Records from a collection
Start of Block

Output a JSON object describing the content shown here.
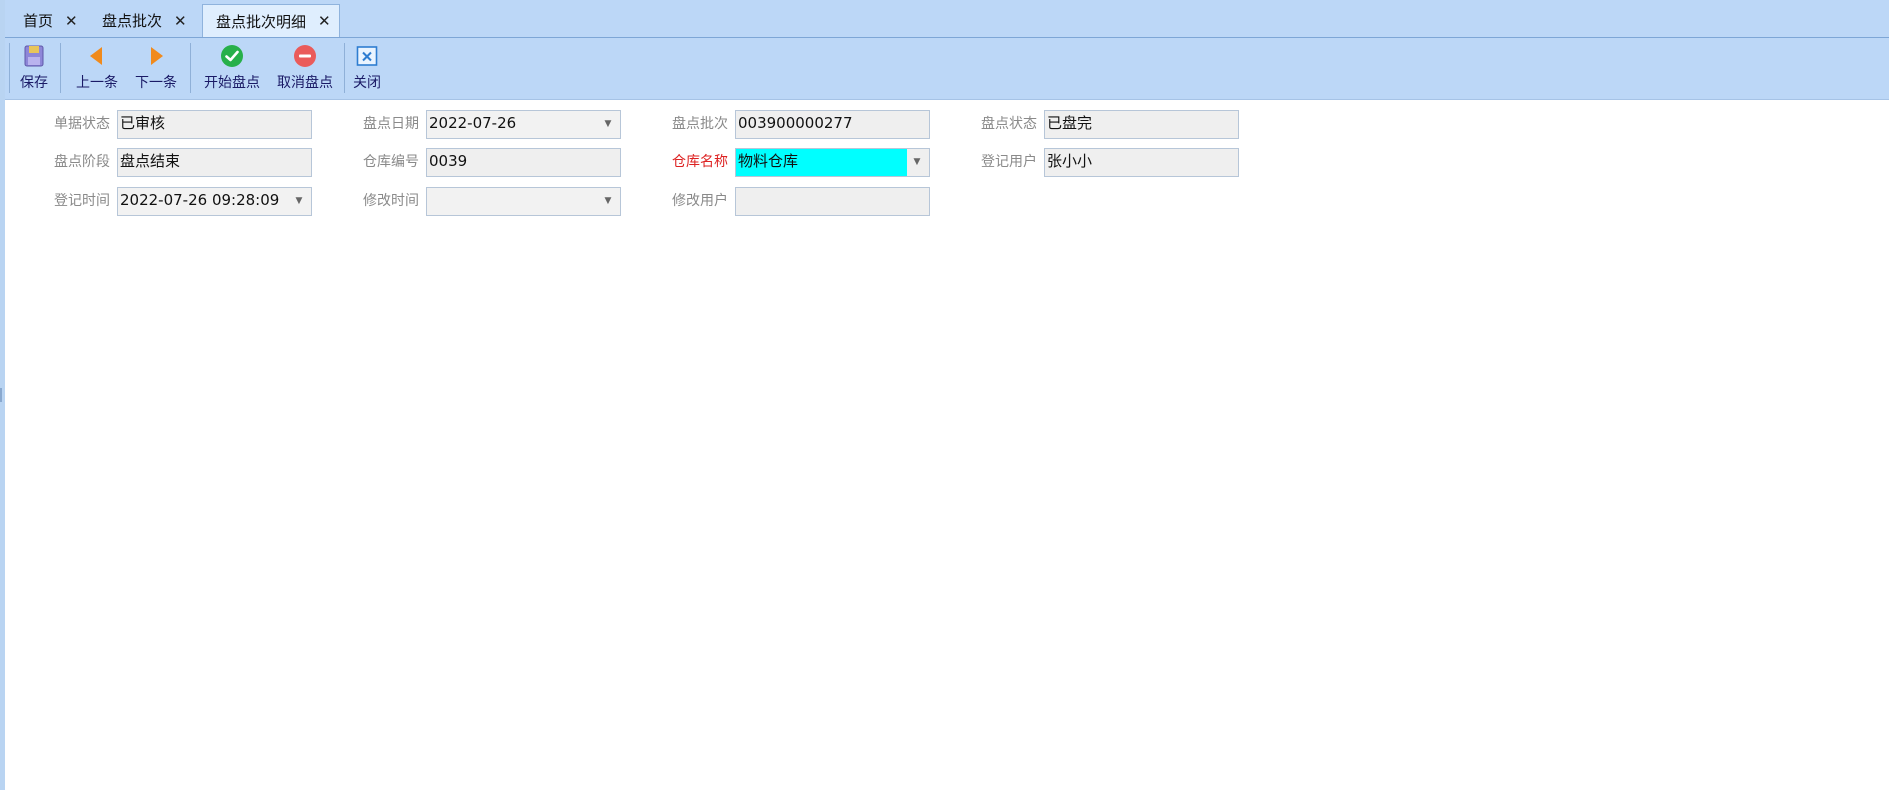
{
  "tabs": [
    {
      "label": "首页"
    },
    {
      "label": "盘点批次"
    },
    {
      "label": "盘点批次明细"
    }
  ],
  "toolbar": {
    "save": "保存",
    "prev": "上一条",
    "next": "下一条",
    "start": "开始盘点",
    "cancel": "取消盘点",
    "close": "关闭"
  },
  "form": {
    "doc_status": {
      "label": "单据状态",
      "value": "已审核"
    },
    "count_date": {
      "label": "盘点日期",
      "value": "2022-07-26"
    },
    "count_batch": {
      "label": "盘点批次",
      "value": "003900000277"
    },
    "count_status": {
      "label": "盘点状态",
      "value": "已盘完"
    },
    "count_stage": {
      "label": "盘点阶段",
      "value": "盘点结束"
    },
    "warehouse_code": {
      "label": "仓库编号",
      "value": "0039"
    },
    "warehouse_name": {
      "label": "仓库名称",
      "value": "物料仓库"
    },
    "reg_user": {
      "label": "登记用户",
      "value": "张小小"
    },
    "reg_time": {
      "label": "登记时间",
      "value": "2022-07-26 09:28:09"
    },
    "mod_time": {
      "label": "修改时间",
      "value": ""
    },
    "mod_user": {
      "label": "修改用户",
      "value": ""
    }
  },
  "colors": {
    "chrome": "#bcd7f7",
    "required_label": "#dd2222",
    "highlight_field": "#00ffff"
  },
  "icons": {
    "save": "save-disk-icon",
    "prev": "arrow-left-icon",
    "next": "arrow-right-icon",
    "start": "check-circle-icon",
    "cancel": "minus-circle-icon",
    "close": "close-window-icon"
  }
}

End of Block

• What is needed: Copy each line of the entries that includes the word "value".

• Response:
      "value": "已审核"
      "value": "2022-07-26"
      "value": "003900000277"
      "value": "已盘完"
      "value": "盘点结束"
      "value": "0039"
      "value": "物料仓库"
      "value": "张小小"
      "value": "2022-07-26 09:28:09"
      "value": ""
      "value": ""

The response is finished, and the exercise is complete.